Years later, a windstorm swept away the barn’s roof. When Thagard made repairs, he decided to cover the barn in maroon and white and paint “Gig ’em Aggies!” on its north end as a testament to his Texas A&M pride. In the 1980s, members of the Corps of Cadets added “Whoop” and different class years to the side of the barn facing Highway 6.
“My earliest memory of the barn is helping Thagard hang the original Ol’ Sarge sign in the north gable,” Joe said. “He and Mary were pillars in the town of Reagan, and he was the best Aggie I ever knew. It’s an honor to carry on the tradition of the barn with my own family now.”
In addition to regular lawn care, Joe, Tressa and their children see to the barn’s necessary repairs. “We try to give the barn a fresh coat of paint every four to five years,” Joe said. “Now that our children are out of school and working, however, I update class years and do other touch-ups and repairs whenever I have time or see the need. Every now and then, fellow Aggies will stop by to help if they see us working on the barn.”
Though the barn is on private property, passersby can obtain permission to enter for a family photo with the Aggie landmark simply by contacting Joe and Tressa via text or email.
Several famous visitors, including Reveille VIII and Reveille IX, have posed for photos at the barn.
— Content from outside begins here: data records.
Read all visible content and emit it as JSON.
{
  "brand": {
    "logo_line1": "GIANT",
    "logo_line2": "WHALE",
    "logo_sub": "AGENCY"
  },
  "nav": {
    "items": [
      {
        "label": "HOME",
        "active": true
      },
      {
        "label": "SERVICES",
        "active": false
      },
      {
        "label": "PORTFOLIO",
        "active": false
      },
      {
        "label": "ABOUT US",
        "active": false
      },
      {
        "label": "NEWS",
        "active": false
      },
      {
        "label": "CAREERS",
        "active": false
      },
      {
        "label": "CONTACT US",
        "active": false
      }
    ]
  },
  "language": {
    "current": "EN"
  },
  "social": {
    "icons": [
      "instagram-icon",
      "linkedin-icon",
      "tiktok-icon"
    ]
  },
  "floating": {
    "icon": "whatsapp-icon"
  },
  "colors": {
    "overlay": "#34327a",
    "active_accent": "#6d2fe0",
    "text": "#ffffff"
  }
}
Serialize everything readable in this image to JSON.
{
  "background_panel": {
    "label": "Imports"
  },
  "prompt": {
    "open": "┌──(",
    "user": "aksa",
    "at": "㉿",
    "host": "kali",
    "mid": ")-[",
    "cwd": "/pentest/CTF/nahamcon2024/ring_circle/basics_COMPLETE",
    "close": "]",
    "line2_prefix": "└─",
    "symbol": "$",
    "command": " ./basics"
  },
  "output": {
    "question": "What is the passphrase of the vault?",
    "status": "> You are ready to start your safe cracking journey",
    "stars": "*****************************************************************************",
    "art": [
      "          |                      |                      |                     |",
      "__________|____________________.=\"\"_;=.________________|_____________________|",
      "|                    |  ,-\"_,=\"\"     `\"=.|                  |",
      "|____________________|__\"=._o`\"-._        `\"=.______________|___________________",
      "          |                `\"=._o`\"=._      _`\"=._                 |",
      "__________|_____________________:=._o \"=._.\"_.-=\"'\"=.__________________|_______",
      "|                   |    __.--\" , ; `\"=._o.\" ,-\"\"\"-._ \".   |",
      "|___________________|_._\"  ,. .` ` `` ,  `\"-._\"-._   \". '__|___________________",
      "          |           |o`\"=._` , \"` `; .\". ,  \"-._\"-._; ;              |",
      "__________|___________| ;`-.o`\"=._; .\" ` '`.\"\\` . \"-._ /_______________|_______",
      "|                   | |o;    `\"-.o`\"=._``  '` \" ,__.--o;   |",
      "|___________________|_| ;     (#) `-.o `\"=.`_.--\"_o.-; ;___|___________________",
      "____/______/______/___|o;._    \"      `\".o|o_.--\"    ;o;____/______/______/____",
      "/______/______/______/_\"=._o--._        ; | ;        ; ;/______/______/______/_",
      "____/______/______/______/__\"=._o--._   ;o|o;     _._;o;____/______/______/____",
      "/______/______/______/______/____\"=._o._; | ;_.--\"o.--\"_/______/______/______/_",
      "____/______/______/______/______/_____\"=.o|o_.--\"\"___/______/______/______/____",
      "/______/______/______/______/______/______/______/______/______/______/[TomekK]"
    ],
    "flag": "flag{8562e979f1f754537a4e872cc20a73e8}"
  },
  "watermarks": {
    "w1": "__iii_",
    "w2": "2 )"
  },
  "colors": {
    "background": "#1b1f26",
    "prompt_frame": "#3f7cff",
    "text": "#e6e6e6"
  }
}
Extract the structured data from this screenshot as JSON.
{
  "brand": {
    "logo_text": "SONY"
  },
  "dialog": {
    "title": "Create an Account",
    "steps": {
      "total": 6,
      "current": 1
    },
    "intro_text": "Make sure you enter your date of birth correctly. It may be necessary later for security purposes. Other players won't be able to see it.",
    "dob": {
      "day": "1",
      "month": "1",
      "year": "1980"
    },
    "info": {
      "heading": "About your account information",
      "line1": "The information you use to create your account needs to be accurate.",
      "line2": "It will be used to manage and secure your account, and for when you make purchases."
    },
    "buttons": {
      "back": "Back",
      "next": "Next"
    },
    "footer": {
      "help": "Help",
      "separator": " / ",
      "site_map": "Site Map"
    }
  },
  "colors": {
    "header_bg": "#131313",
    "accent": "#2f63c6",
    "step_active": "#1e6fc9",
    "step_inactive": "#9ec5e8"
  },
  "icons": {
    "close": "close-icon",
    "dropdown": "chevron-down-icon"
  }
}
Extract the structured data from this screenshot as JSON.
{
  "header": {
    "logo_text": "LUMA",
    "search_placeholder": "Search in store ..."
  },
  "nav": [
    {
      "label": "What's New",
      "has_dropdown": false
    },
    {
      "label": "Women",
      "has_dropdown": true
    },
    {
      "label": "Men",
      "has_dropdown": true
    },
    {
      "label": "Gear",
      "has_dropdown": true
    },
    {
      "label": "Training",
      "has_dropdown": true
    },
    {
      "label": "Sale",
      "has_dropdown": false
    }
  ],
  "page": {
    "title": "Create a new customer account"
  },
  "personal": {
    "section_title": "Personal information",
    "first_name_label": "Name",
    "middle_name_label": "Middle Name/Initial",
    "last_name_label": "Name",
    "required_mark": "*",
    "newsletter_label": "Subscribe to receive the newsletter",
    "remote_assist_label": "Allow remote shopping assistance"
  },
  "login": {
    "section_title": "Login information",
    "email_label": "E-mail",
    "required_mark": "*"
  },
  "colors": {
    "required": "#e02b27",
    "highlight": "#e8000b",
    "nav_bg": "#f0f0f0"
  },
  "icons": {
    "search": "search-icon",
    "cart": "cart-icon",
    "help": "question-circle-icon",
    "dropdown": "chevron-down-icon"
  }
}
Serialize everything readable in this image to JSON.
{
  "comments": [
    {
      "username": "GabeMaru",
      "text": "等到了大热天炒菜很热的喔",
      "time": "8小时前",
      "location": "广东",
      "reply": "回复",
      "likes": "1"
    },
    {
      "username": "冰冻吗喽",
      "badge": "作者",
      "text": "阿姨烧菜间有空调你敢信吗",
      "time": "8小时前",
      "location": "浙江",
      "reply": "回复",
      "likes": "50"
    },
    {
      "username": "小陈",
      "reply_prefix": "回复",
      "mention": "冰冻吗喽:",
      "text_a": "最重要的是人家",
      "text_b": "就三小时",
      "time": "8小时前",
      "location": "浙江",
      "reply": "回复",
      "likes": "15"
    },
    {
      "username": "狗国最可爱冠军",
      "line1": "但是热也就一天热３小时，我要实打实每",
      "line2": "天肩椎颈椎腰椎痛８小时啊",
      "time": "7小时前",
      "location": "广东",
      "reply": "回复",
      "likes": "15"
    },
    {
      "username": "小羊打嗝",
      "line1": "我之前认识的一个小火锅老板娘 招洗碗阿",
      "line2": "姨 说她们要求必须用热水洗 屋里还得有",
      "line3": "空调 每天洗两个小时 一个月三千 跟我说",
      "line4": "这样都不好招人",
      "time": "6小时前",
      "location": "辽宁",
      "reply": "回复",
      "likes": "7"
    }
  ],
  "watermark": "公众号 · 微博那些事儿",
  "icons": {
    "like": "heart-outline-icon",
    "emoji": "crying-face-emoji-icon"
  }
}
While still under the Kirkpatricks’ care, Coach Jackie Sherrill and the Texas A&M football team stopped by on their way to play Southern Methodist University in the 1980s, giving the couple a hat and jersey to mark the occasion.
While the barn stores hay at times, it is also used as a venue for retreats, Aggie Ring Day celebrations and graduation parties. “It has been exciting to see the barn’s recognition grow over the years,” Joe concluded. “The Aggie Barn is a special landmark that means you are almost home if you’re an Aggie.”
To learn more about the Aggie Barn’s history, or to contact Joe and Tressa, please visit aggiebarn.com.